“This would be intolerable in a country where 80 percent of households earn less than LL2 million [per month], while inflation has already halved purchasing power without any social safety net. For a large part of the population, it will simply be the end of the world,” said Kamal Hamdan, an economist and the director of the Consultation and Research Institute, a Beirut-based consultancy.
This is clearly not the end for the regime, which is clinging to power by exploiting the anger in the streets and by designating scapegoats in line with traditional Lebanese fault lines, while being well-aware that it offers no prospects for the Lebanese, who are increasingly packing their bags and leaving the country.
“Migration flows are greater today than during the Civil War,” warned Charbel Nahas, an economist, former minister and the secretary-general of Citizens in a State, a minor political party.

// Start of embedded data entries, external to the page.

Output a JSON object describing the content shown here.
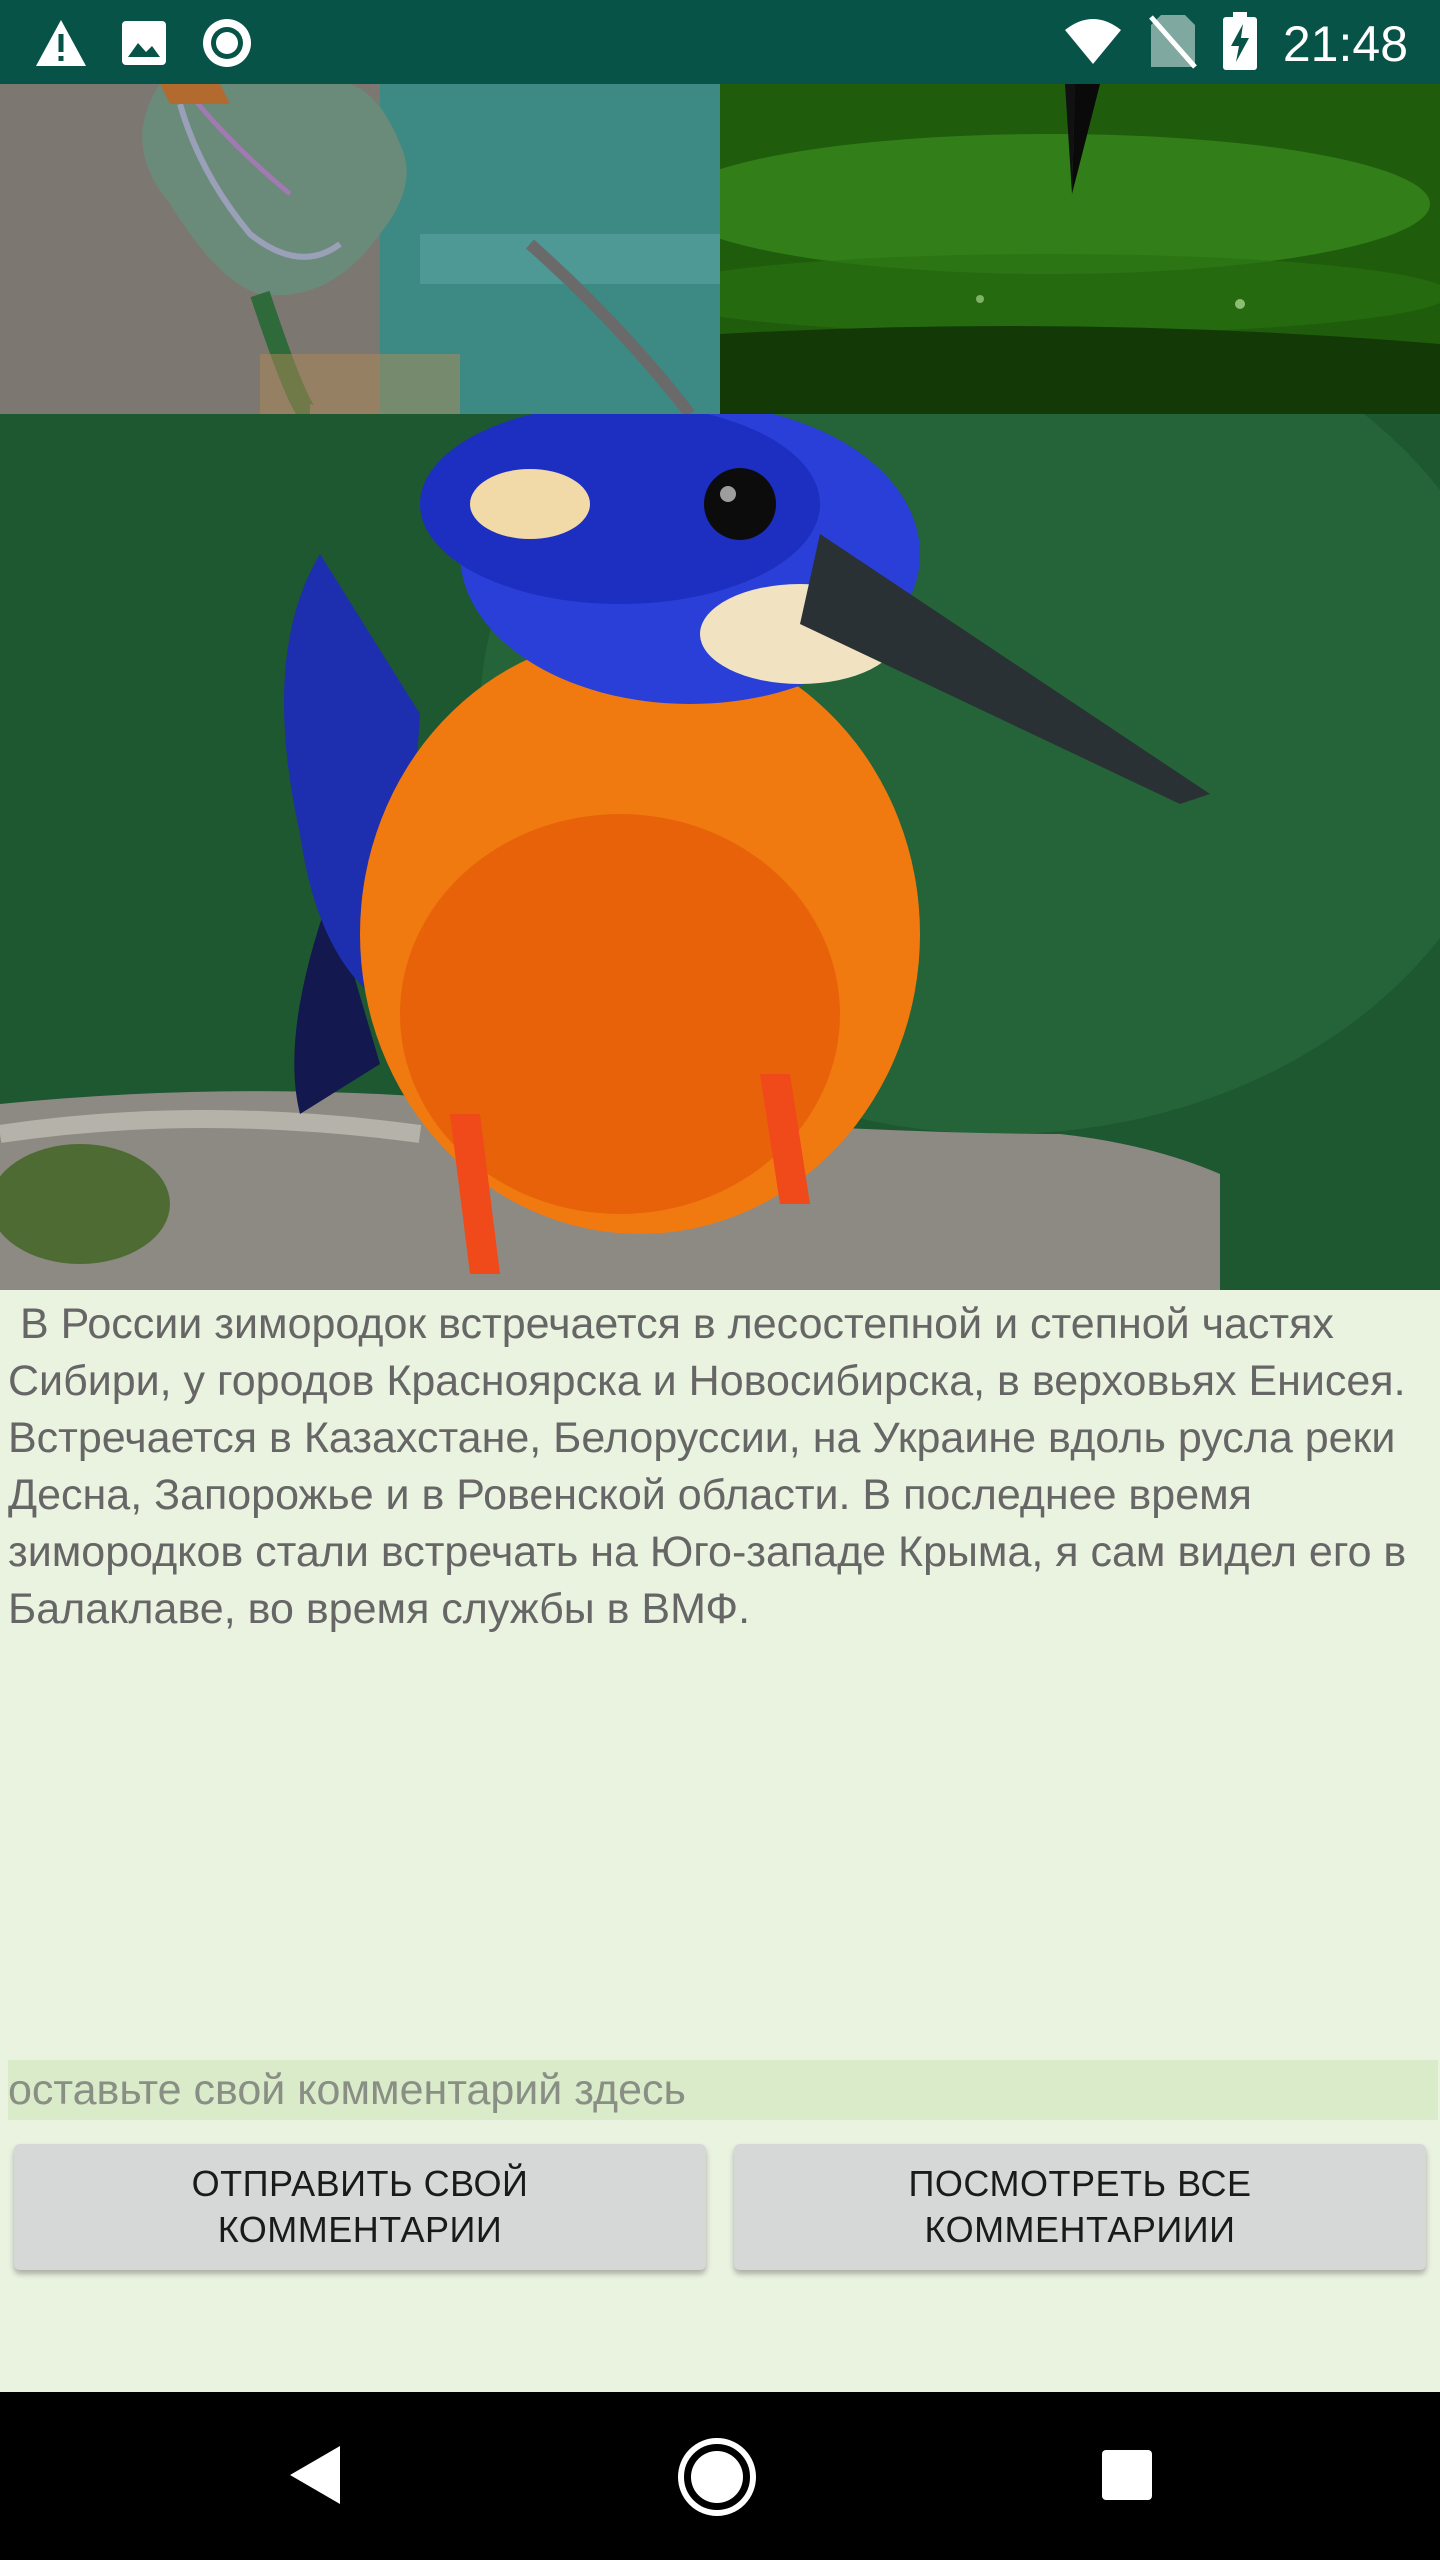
{
  "status_bar": {
    "time": "21:48",
    "icons_left": [
      "warning-icon",
      "image-icon",
      "sync-icon"
    ],
    "icons_right": [
      "wifi-icon",
      "no-sim-icon",
      "battery-charging-icon"
    ],
    "background_color": "#075347"
  },
  "images": {
    "top_left": "kingfisher-on-leaf-image",
    "top_right": "kingfisher-diving-water-image",
    "main": "kingfisher-on-branch-image"
  },
  "article": {
    "text": " В России зимородок встречается в лесостепной и степной частях Сибири, у городов Красноярска и Новосибирска, в верховьях Енисея. Встречается в Казахстане, Белоруссии, на Украине вдоль русла реки Десна, Запорожье и в Ровенской области. В последнее время зимородков стали встречать на Юго-западе Крыма, я сам видел его в Балаклаве, во время службы в ВМФ."
  },
  "comment": {
    "value": "",
    "placeholder": "оставьте свой комментарий здесь"
  },
  "buttons": {
    "send_label": "ОТПРАВИТЬ СВОЙ КОММЕНТАРИИ",
    "view_label": "ПОСМОТРЕТЬ ВСЕ КОММЕНТАРИИИ"
  },
  "nav_bar": {
    "icons": [
      "back-icon",
      "home-icon",
      "recents-icon"
    ]
  },
  "colors": {
    "background": "#eaf2e0",
    "input_background": "#d9ebc8",
    "button": "#d6d7d7"
  }
}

Nahas fears some 500,000 permanent departures.
This brutal transformation would radically change the face of Lebanese society, which has become the adaptation variable of the sectarian system. “This is a development that is silently taking place right now before our eyes,” Nahas said.
This potential catastrophe, however, was not what shook the political class, but rather the international and regional interests which seem to favor Hariri’s return.
Hariri intends to capitalize on the French initiative to put the very same political system back on its feet. Should he succeed, international interests would once again join those of sectarian leaders — all at the expense of the Lebanese people. Until the next revolution.
This article was originally published in French in Le Commerce du Levant.
BEIRUT — “The people are hungry,” shouted the demonstrators on the evening of Oct. 17, 2019, calling for the resignation of a government that wanted to impose new taxes on them. A year later, the results are all the more bitter. In 2019, “only” 30 percent of Lebanese lived below the poverty line. Today, 55 percent of them do. At the time, the government was led by Saad Hariri, who was...